Mountaintop Removal Spring Break 2014

For the fifth year in a row Drew students traveled to Harlan, Kentucky for a week-long Spring Break trip. Lead this year by Professor Summer Harrison and Colleen Freund, the goal of the trip was to deepen student’s understanding of Environmental Justice.  On the trip students learned about mountaintop removal and the ecological, cultural and economic significance of mining in local communities.  The trip also included a civic engagement/community service component.

Activities included:

  • Service work planting trees on an abandoned strip mine site in Harlan County (Dollar Branch) and home weatherization work with Harlan Community Action Agency
  • A visit to a mountaintop removal site
  • Lectures on Appalachia and mountaintop removal hiking at Blanton Forest
  • A visit to the Kentucky Coal Mining Museum and Thrift Shop
  • Round table discussion with coalfield residents (KFTC, SAMS, RRENEW) and speakers.
  • Viewing the 1976 Academy-award wining documentary on the United Mine Workers strike in Harlan
  • Live music and dancing at the Campbell Branch Community Center and the Summit City Lounge in Whitesburg

Alternative Winter Break to Washington, DC

Alternate Winter Break 2014 to DC was a great success this year.  Through the combined efforts of everyone on the trip and the DC organizations we partnered with Drew students who were able to help over 22,400 people by serving them meals, organizing their home, and in some cases, simply being a friend.

This year’s activities included:

  • Serving in soup kitchensDC Winter Break Group in front of White House
  • Hearing first-hand stories of homeless and formerly homeless people
  • Cleaning senior citizens’ apartments
  • Packaging food to be delivered to people suffering from illness and disease
  • Sorting furniture donations for recovering homeless citizens to furnish their new homes and apartments

In January of 2014, forty-three Drew students stayed at Hosteling International on K Street in Washington, DC and worked with the organization So Others May Eat. S.O.M.E. has been serving the homeless and poor in Washington DC for 40 years. The provide daily meals and programs that break the cycle of homelessness The group also helped out at the  DC Central Kitchen, Thrive DC, Food and Friends, and Capital Area Food Bank.

Within only one week, they were able to gain a better hands-on understanding of the problems facing these social groups. Many stories were shared that made it apparent that these crises can affect anybody, from any background, at any time. The Alternate Winter Break focuses on homelessness and poverty.

“Sandy Relief & Restore the Shore”

Drew students and volunteers dedicated their time to help “restore the shore” at the Tom’s River New Jersey area.

Volunteers helped with a variety of projects:

  • Mucking/gutting outs, with houses still in need of this dire help
  • Painting and rebuilding  assistance
  • Environmental projects such as dune restoration and rebuilding boardwalks
  • Assisting at food banks and donation centers
  • Working with kids in after-school programs

This program was in association with Community Collaborations International (CCI).

United Way Alternative Spring Break

Education is the key focus of United Way Alternative Spring Break in Newark, New Jersey. The lack of resources, funding, and excellent teachers for children in Newark has contributed to the poor quality education these youth receive.

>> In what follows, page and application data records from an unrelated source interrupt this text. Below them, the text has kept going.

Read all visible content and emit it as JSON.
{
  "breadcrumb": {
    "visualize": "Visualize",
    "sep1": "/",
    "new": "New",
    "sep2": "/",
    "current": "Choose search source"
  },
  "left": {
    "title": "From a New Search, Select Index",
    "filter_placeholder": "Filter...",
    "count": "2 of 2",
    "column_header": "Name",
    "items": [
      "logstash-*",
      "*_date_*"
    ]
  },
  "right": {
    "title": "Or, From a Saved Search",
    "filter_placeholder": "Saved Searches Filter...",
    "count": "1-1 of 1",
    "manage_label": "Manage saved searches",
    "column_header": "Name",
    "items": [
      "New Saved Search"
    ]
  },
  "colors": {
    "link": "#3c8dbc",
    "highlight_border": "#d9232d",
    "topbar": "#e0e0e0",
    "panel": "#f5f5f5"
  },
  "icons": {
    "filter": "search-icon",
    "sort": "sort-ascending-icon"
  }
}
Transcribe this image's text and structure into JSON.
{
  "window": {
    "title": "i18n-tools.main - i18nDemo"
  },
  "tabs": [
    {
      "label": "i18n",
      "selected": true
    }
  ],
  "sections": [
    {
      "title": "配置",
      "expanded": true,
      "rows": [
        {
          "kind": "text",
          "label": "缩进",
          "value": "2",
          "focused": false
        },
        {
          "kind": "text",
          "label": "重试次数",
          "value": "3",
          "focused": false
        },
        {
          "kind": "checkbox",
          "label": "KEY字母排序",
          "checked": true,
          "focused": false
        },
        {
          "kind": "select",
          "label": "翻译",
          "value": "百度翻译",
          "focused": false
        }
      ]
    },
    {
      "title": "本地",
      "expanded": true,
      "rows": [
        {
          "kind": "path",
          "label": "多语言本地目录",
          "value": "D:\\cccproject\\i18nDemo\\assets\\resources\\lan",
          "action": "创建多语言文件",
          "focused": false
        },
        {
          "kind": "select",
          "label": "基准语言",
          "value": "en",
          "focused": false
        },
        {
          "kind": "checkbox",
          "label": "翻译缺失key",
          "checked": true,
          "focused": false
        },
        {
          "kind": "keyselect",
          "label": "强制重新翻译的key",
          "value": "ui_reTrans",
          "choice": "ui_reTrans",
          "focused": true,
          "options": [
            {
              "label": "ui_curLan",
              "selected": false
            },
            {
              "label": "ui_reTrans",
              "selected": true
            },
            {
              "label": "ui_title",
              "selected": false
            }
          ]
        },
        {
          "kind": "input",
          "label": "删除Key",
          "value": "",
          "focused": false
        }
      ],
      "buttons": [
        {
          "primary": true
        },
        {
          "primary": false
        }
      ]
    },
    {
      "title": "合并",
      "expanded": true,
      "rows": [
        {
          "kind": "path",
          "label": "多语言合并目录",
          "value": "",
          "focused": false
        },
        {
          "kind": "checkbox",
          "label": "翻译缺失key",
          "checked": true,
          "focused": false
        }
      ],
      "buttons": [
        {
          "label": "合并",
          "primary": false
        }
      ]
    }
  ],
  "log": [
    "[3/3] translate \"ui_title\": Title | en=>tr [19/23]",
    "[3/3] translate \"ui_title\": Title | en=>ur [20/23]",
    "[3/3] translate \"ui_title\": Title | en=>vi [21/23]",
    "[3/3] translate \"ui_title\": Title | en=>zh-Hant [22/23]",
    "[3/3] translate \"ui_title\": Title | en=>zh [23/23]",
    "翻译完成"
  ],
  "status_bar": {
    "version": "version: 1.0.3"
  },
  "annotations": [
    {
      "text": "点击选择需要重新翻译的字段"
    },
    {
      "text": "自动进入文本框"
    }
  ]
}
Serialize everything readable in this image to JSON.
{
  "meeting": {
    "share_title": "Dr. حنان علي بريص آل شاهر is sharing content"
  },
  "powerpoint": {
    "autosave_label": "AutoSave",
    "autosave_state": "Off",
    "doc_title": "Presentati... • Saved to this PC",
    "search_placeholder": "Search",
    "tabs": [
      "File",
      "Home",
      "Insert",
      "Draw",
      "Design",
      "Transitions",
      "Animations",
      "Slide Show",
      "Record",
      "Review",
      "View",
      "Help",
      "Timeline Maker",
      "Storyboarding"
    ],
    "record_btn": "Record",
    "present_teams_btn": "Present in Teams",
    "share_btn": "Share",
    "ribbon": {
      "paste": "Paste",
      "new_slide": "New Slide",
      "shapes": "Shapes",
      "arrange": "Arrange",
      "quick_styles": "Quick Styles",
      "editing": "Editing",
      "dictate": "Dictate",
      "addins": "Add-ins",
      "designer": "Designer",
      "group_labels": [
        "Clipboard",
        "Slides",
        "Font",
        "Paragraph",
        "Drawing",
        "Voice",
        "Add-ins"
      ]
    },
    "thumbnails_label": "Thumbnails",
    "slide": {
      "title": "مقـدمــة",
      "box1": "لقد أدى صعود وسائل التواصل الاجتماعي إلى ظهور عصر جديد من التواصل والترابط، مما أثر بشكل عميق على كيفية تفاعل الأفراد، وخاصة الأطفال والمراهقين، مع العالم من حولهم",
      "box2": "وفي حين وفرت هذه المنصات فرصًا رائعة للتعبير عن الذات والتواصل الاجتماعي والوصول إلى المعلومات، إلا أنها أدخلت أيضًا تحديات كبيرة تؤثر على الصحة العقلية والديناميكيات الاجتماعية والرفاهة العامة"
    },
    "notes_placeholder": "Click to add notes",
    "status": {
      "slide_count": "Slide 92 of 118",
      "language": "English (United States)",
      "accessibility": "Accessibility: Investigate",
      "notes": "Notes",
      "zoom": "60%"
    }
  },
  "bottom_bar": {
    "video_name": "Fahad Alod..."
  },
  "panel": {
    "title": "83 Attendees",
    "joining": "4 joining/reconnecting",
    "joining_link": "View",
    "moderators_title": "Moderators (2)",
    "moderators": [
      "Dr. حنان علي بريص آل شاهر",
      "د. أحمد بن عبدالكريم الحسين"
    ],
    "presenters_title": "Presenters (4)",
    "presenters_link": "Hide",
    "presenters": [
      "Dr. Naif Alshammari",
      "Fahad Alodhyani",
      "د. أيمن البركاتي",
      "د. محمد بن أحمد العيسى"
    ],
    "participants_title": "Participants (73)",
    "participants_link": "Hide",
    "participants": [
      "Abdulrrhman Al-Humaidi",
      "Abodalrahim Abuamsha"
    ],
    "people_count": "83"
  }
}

With United Way of Northern New Jersey’s partnership with United Way of Essex and West Hudson and the Boys & Girls Club, they are making it possible to give tutors, mentors and support to the children who need it the most.

Did you know that 1 in 3 children living in Newark, NJ live in poverty? And that poverty influences nearly every aspect of a child’s well-being, including academic success?

As a participant in United Way Alternative Spring Break, you will work directly with children at the Boys & Girls Club in Newark by developing and implementing a summer camp style curriculum. Additionally, you will work with Boys & Girls Club staff to increase the impact of their programs and the facility.

Check out this newsletter story to learn more about what students have done

For more information about this exciting opportunity, please call United Way’s Elizabeth Rodriguez at 973.746.4040, x201 or email elizabeth.rodriguez@unitedwaynnj.org

To receive more information about United Way’s Alternative Spring Break, please visit these websites:

http://www.firstgiving.com/UWNNJ 

http://www.unitedwaynnj.org/volunteer/alternativesb.php

https://www.facebook.com/ASB.NJ